-- Exercise aim --
Search the lines of the records for the word "this", and copy every line that has it.

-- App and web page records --
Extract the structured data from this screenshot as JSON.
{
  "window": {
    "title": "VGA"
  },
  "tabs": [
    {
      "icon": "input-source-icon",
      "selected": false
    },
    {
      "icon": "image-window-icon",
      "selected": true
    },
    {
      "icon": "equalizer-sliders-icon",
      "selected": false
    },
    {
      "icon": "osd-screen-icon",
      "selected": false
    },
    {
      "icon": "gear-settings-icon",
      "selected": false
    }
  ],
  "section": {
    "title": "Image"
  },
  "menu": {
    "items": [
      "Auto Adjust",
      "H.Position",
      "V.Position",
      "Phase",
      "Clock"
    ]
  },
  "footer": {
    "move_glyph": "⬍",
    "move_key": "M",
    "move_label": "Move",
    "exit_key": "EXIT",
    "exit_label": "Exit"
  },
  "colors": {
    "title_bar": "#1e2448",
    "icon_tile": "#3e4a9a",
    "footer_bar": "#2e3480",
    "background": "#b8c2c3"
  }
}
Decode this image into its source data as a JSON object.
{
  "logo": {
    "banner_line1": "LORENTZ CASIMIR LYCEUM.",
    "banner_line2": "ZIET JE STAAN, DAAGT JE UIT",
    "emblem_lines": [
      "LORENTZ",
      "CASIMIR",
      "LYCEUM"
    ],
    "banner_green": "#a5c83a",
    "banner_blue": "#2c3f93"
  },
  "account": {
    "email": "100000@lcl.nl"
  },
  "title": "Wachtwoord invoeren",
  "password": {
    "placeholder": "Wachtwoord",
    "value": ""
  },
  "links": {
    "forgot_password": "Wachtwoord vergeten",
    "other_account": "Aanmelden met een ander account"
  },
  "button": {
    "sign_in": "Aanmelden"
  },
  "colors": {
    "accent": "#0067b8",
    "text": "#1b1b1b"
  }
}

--

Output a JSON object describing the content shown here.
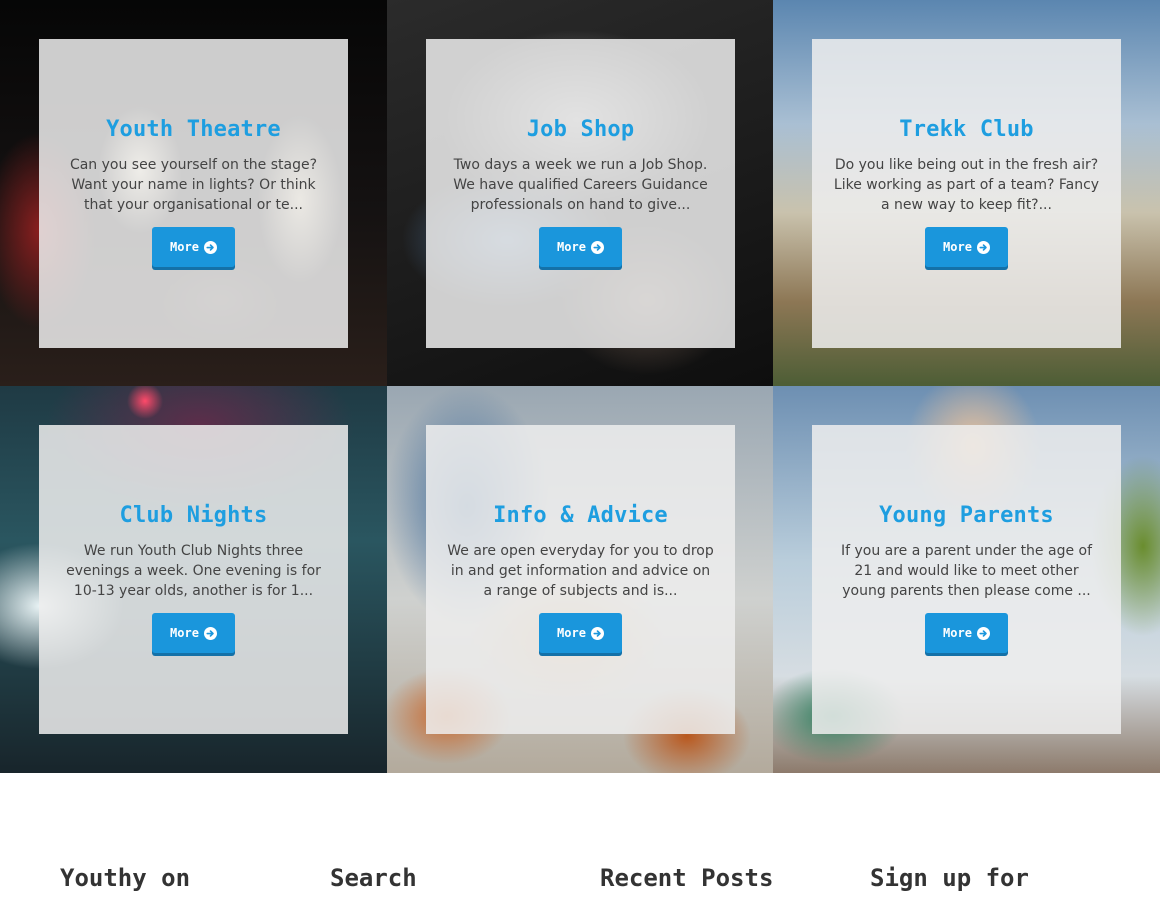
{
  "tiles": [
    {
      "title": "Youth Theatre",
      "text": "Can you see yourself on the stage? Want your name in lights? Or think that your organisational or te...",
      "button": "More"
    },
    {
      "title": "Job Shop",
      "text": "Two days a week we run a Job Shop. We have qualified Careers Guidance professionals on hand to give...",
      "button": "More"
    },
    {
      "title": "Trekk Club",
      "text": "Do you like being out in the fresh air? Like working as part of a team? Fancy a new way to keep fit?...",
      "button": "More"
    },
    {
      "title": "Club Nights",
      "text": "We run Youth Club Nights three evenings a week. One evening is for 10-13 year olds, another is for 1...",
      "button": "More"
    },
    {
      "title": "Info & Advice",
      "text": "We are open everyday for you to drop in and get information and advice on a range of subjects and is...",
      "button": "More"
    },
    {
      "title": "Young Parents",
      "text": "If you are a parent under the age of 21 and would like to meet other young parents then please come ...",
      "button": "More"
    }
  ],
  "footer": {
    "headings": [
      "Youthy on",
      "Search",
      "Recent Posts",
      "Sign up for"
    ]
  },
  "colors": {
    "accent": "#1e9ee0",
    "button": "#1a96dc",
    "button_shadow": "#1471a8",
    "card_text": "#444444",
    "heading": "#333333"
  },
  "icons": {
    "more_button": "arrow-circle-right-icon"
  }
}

-- Response area --
Extract the structured data from this screenshot as JSON.
Decode this image into its source data as a JSON object.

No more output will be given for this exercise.